Mysterious ‘polio-like’ illness AFM is likely more widespread than reported, experts say

A “polio-like” condition that has left children in 22 states paralyzed may be more widespread than previously announced due to inadequate testing protocols and voluntary reporting requirements, experts say.
(Mark Edward Atkinson/Getty Images)

A “polio-like” condition that has left children in 22 states paralyzed may be more widespread than previously announced due to inadequate testing protocols and voluntary reporting requirements, experts say.

The Centers for Disease Control and Prevention reported that there have been 62 confirmed cases of Acute Flaccid Myelitis so far this year.

Since the first known outbreak of AFM in 2014, the devastating illness has reemerged with at least 50 confirmed cases between August and October in even-numbered years.

AFM often begins with signs of a respiratory infection but quickly progresses. Within a few hours, patients may have difficulty breathing and develop “flaccid weakness,” and one or more limbs may become paralyzed.


The emergence of AFM — also known as Acute Flaccid Paralysis, or AFP — coincided with a 2014 outbreak of EV-D68, an enterovirus associated with respiratory illness.

While a number of factors can cause AFM, including viruses, environmental toxins and genetic disorders, the exact cause of most cases isn’t known.

“I think the challenge is that we haven’t found one specific virus that is causing these complications,” said Dr. Devorah Segal, a pediatric neurology expert at Weill Cornell Medical College and NewYork-Presbyterian Hospital.

“I don’t think we really understand why there have been peaks at these two-year intervals.”

What you need to know about the ‘polio-like’ illness popping up around the U.S. »

AFM and polio, which has been eradicated in most areas of the world, share some similarities and some differences.

Polio inhabits the gastrointestinal tract and replicates in the stomach and intestines. Common symptoms include stomach pain and nausea.

Enteroviruses like EV-D68, meanwhile, show signs of respiratory infections and can spread through airborne contact. They replicate in the back of the throat and can be detected through a swab taken through the nose to the back of the throat.

This means the kinds of tests that are used to detect polio — such as stool samples — may not be effective in detecting an enterovirus, potentially causing the outbreak.
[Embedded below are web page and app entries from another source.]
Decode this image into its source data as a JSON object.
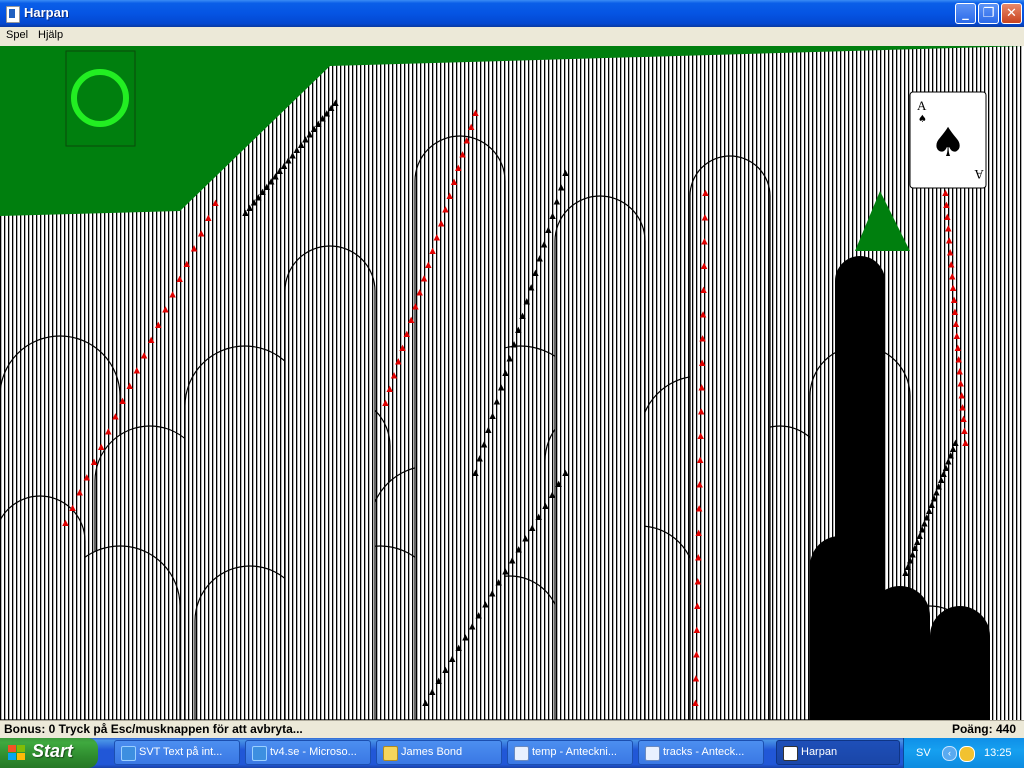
{
  "window": {
    "title": "Harpan",
    "minimize_glyph": "_",
    "maximize_glyph": "❐",
    "close_glyph": "✕"
  },
  "menu": {
    "items": [
      "Spel",
      "Hjälp"
    ]
  },
  "game": {
    "felt_color": "#007f0e",
    "card_rank_shown": "A",
    "card_suit_shown": "spade-icon"
  },
  "status": {
    "left": "Bonus: 0  Tryck på Esc/musknappen för att avbryta...",
    "right": "Poäng: 440"
  },
  "taskbar": {
    "start_label": "Start",
    "tasks": [
      {
        "label": "SVT Text på int...",
        "icon": "ie-icon"
      },
      {
        "label": "tv4.se - Microso...",
        "icon": "ie-icon"
      },
      {
        "label": "James Bond",
        "icon": "folder-icon"
      },
      {
        "label": "temp - Anteckni...",
        "icon": "notepad-icon"
      },
      {
        "label": "tracks - Anteck...",
        "icon": "notepad-icon"
      },
      {
        "label": "Harpan",
        "icon": "cards-icon"
      }
    ],
    "tray": {
      "language": "SV",
      "clock": "13:25"
    }
  }
}
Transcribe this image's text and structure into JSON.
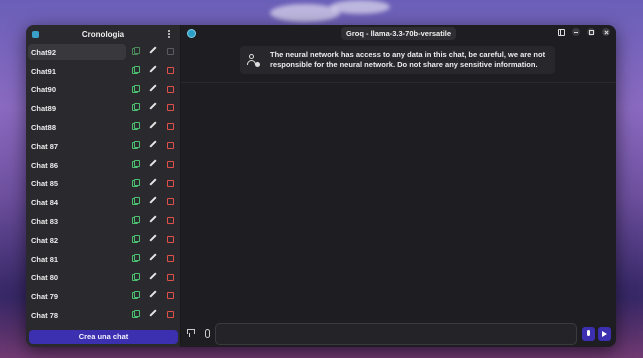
{
  "sidebar": {
    "title": "Cronologia",
    "chats": [
      {
        "label": "Chat92",
        "active": true
      },
      {
        "label": "Chat91"
      },
      {
        "label": "Chat90"
      },
      {
        "label": "Chat89"
      },
      {
        "label": "Chat88"
      },
      {
        "label": "Chat 87"
      },
      {
        "label": "Chat 86"
      },
      {
        "label": "Chat 85"
      },
      {
        "label": "Chat 84"
      },
      {
        "label": "Chat 83"
      },
      {
        "label": "Chat 82"
      },
      {
        "label": "Chat 81"
      },
      {
        "label": "Chat 80"
      },
      {
        "label": "Chat 79"
      },
      {
        "label": "Chat 78"
      }
    ],
    "new_chat_label": "Crea una chat"
  },
  "header": {
    "model_title": "Groq - llama-3.3-70b-versatile"
  },
  "banner": {
    "text": "The neural network has access to any data in this chat, be careful, we are not responsible for the neural network. Do not share any sensitive information."
  },
  "input": {
    "value": "",
    "placeholder": ""
  },
  "icons": {
    "app": "app-logo-icon",
    "menu": "kebab-menu-icon",
    "copy": "copy-icon",
    "edit": "pencil-icon",
    "delete": "trash-icon",
    "model": "model-avatar-icon",
    "sidebar_toggle": "sidebar-toggle-icon",
    "minimize": "minimize-icon",
    "maximize": "maximize-icon",
    "close": "close-icon",
    "info": "user-info-icon",
    "hand": "hand-icon",
    "attach": "paperclip-icon",
    "mic": "microphone-icon",
    "send": "send-arrow-icon"
  },
  "colors": {
    "accent": "#3c2fb0",
    "copy": "#4cc070",
    "delete": "#e0504a",
    "window_bg": "#1e1e22",
    "sidebar_bg": "#2a2a2e"
  }
}
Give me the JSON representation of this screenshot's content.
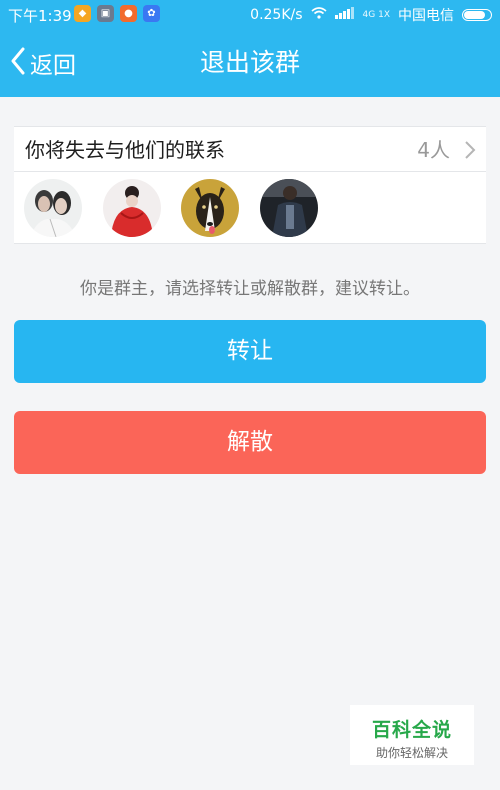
{
  "status_bar": {
    "time": "下午1:39",
    "apps": [
      {
        "name": "app-icon-1",
        "color": "#f5a623"
      },
      {
        "name": "app-icon-2",
        "color": "#6b7a8f"
      },
      {
        "name": "app-icon-3",
        "color": "#f26b2d"
      },
      {
        "name": "app-icon-4",
        "color": "#3a78f2"
      }
    ],
    "network_speed": "0.25K/s",
    "network_type": "4G 1X",
    "carrier": "中国电信",
    "battery_level": 0.75
  },
  "navbar": {
    "back_label": "返回",
    "title": "退出该群"
  },
  "contact_row": {
    "label": "你将失去与他们的联系",
    "count": "4人"
  },
  "members": [
    {
      "name": "member-avatar-1",
      "tone": "#9aa3a6"
    },
    {
      "name": "member-avatar-2",
      "tone": "#d63030"
    },
    {
      "name": "member-avatar-3",
      "tone": "#c9a33a"
    },
    {
      "name": "member-avatar-4",
      "tone": "#2e3440"
    }
  ],
  "hint": "你是群主，请选择转让或解散群，建议转让。",
  "buttons": {
    "transfer": "转让",
    "dissolve": "解散"
  },
  "watermark": {
    "title": "百科全说",
    "subtitle": "助你轻松解决"
  },
  "colors": {
    "header": "#2db8f0",
    "transfer_button": "#27b6f1",
    "dissolve_button": "#fb6558",
    "background": "#f4f5f7"
  }
}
Tests of spinal fluid have also been used to try to detect the presence of a virus, but like polio, enteroviruses are often not detectable in spinal fluid although a patient may be infected.

“To date, no pathogen (germ) has been consistently detected in the patients’ spinal fluid; a pathogen detected in the spinal fluid would be good evidence to indicate the cause of AFM since this condition affects the spinal cord,” the CDC wrote.

62 cases of ‘polio-like’ illness causing paralysis in children confirmed across 22 states »

Completing a nasal swab test where enteroviruses thrive can help pinpoint the presence of a specific virus or viruses present for people suffering from AFM, said Dr. Benjamin Greenberg, a neurologist at UT Southwestern and Children’s Health in Dallas.

“If you do that test correctly and within a few days when someone shows up with paralysis, [I think we would see that] overwhelming case of kids tested appropriately and correctly would show up with the D68 virus,” Greenberg said.

Greenberg, one of the nation’s foremost AFM researchers, has treated children with AFM when the disease spiked in previous years.

While the CDC reports the first cases of AFM connected to EV-D68 in 2014, Greenberg said there were cases that may have been linked as early as 2012 in California.

Because not all the same tests are done all the time — some hospitals and doctor’s offices don’t have the capabilities to test for specific types of enteroviruses — in addition to the lack of mandatory reporting, it is difficult to determine if other viruses besides EV-D68 are causing the AFM outbreaks.

“I still think EV-D68 may be driving a lot of this,” Greenberg said. “I can’t prove this, but there is a lot of circumstantial evidence to suggest this.

“A group in Colorado showed circulating EV-D68 would paralyze a mouse, but EV-D68 in a freezer from the ’60s did not… the virus changed, and the virus as of 2014 or 2010 was capable of causing paralysis.”

Enteroviruses rarely lead to paralysis. People who contract a virus often only have symptoms of a common cold or respiratory infection.

A number of factors could contribute to the recurring timing of the AFM outbreaks. The environment and characteristics that allow a virus to thrive — such as temperature, humidity levels or dew point — could be key in determining why the outbreaks have occurred on an every-other-year basis with most cases appearing from August to October since 2014.

While AFM remains rare, Greenberg fears that AFM could pose a more widespread threat if EV-D68 continues to mutate, and he believes the skip-year AFM trends since 2014 will continue in the future.

“If the pattern keeps up… in 2019 we will see significantly less cases,” he said. “It won’t be zero, but it will be significantly less. And I have no reason to suspect that in 2020 we won’t see an increase again.”